▶ **Problem to solve**
Look through the records and copy each line that has "object" in it.
= = = = = = =
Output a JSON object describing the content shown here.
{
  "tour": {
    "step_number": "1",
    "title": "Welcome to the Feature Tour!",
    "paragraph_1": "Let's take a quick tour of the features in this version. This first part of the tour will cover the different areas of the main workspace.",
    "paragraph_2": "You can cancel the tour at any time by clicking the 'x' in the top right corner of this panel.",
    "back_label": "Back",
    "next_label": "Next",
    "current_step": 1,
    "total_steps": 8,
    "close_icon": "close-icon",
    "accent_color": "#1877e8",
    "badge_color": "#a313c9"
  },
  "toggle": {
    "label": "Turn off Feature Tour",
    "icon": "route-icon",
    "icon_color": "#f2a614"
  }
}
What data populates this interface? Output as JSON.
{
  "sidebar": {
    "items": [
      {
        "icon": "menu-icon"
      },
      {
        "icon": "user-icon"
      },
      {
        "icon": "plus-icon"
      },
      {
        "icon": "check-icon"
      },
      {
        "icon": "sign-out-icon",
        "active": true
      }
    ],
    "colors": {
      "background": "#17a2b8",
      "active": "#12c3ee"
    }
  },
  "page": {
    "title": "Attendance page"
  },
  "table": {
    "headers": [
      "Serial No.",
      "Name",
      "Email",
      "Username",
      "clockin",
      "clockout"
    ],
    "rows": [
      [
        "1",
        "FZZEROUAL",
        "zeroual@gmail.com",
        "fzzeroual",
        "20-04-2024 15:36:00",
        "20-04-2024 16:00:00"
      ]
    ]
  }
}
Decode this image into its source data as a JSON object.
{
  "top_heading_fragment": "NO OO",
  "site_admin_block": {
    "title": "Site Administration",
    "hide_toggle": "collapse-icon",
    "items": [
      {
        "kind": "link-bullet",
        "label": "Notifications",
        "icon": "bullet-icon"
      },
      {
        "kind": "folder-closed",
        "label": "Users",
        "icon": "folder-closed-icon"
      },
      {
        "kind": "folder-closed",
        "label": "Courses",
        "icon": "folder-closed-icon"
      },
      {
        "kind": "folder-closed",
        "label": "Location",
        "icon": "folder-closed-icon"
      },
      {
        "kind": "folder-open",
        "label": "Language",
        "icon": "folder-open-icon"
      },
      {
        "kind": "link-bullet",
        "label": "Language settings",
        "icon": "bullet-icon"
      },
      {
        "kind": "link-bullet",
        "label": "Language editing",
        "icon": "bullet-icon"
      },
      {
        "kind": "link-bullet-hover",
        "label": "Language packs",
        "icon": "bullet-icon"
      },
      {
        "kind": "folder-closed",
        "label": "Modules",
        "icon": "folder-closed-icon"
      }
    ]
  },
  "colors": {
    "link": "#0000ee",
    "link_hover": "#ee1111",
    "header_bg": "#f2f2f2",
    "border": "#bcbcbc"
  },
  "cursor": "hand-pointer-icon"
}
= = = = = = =
▶ **Result of the task**
Output a JSON object describing the content shown here.
Decode this image into its source data as a JSON object.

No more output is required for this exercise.